§ PROVIDED MATERIAL:

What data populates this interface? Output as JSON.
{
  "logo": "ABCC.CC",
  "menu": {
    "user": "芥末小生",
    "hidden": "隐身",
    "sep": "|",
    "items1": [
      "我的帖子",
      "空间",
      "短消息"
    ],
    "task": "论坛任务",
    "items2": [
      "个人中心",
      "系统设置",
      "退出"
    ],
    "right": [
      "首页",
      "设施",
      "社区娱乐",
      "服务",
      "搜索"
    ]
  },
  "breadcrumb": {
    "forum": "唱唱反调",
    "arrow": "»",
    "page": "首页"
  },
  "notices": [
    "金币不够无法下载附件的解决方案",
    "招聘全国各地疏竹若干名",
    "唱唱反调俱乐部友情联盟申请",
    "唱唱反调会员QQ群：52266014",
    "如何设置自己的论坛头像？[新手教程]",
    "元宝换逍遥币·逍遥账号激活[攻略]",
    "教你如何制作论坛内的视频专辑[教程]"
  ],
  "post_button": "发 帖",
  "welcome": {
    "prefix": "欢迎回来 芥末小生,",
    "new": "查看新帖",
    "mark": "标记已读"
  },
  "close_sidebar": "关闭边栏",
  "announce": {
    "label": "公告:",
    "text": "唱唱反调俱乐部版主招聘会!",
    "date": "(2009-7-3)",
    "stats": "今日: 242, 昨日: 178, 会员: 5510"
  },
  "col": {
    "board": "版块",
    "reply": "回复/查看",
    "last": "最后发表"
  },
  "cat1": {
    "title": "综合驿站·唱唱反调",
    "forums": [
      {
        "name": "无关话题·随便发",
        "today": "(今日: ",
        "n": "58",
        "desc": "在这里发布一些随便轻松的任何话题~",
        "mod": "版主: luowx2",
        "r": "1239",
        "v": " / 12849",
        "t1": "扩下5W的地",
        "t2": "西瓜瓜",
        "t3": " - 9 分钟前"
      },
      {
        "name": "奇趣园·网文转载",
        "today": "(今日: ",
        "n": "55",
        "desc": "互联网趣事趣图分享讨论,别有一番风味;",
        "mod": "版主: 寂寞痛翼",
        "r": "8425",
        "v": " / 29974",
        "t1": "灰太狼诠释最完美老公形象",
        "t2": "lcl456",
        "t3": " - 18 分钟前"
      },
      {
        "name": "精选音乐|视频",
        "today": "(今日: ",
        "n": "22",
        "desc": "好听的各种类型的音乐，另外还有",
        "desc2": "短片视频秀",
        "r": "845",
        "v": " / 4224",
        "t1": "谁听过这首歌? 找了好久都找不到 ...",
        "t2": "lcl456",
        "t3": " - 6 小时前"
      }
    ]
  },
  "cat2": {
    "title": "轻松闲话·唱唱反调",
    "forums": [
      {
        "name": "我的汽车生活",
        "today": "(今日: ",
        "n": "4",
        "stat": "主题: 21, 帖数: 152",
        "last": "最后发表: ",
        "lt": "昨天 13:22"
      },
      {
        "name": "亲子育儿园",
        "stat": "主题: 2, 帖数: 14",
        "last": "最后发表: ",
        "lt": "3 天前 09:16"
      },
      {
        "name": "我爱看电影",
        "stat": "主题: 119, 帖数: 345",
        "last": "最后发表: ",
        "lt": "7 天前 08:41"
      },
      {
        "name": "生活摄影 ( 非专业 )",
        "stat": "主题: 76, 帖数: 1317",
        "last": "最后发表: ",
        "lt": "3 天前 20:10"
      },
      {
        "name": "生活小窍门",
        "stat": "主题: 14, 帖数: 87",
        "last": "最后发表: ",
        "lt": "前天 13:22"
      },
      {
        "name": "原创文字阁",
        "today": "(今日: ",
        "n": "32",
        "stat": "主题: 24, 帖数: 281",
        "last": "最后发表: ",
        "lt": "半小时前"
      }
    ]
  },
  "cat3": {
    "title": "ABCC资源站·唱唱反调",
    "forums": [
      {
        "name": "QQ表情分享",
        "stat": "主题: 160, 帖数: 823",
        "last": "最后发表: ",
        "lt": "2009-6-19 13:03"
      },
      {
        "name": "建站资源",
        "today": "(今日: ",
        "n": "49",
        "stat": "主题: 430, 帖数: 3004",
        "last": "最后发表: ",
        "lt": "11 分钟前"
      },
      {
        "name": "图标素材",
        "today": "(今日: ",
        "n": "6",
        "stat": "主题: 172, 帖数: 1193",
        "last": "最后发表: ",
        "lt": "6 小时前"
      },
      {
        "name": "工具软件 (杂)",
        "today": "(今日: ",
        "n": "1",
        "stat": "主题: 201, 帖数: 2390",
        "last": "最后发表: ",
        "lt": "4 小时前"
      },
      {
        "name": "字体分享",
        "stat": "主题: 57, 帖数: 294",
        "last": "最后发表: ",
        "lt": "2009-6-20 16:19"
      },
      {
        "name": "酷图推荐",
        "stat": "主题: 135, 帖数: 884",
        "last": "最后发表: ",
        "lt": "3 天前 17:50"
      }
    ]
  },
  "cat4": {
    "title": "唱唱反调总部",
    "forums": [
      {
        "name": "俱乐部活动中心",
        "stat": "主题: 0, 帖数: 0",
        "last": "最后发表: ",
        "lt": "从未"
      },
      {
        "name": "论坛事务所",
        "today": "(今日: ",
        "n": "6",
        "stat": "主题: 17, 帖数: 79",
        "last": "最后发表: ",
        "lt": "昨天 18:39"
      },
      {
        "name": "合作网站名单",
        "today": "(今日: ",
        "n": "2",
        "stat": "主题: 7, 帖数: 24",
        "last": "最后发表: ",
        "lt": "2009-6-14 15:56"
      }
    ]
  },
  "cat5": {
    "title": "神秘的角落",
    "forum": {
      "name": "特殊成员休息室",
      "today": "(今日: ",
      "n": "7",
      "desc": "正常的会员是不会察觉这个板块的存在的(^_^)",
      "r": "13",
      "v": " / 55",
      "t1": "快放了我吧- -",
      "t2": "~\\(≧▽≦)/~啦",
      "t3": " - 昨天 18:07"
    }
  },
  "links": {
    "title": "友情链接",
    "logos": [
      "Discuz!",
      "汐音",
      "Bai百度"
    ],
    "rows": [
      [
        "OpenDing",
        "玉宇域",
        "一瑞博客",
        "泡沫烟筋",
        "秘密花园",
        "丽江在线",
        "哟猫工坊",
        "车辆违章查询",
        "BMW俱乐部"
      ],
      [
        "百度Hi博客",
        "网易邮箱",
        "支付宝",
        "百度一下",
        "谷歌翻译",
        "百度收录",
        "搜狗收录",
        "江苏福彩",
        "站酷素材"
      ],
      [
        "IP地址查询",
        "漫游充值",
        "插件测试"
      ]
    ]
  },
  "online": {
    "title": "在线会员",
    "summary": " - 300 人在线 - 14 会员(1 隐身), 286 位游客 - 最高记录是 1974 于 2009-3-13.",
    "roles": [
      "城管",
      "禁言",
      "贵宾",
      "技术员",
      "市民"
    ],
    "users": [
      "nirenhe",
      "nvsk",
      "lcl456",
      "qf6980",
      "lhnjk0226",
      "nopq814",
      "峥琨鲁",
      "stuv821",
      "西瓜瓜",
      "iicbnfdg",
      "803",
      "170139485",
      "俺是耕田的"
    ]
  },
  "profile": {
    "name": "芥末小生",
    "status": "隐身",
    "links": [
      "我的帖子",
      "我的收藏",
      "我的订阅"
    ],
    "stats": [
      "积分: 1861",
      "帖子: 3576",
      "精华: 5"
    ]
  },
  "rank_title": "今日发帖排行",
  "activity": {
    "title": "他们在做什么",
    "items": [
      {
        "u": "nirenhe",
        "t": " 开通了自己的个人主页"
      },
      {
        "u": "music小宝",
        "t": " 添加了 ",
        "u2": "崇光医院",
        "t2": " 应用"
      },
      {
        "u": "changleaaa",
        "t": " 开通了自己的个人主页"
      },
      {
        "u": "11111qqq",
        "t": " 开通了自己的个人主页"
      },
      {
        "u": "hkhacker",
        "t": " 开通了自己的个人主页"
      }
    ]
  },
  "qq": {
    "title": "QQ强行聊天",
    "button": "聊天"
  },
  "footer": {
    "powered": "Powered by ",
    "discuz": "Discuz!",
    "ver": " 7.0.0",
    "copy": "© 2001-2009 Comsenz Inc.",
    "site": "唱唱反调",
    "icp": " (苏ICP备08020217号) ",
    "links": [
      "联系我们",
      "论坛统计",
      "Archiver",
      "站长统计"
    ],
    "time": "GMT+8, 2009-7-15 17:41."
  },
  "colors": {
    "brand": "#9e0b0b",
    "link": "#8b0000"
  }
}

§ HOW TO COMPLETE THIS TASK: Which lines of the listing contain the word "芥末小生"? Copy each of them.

§ EXERCISE RESULT:
    "user": "芥末小生",
    "prefix": "欢迎回来 芥末小生,",
    "name": "芥末小生",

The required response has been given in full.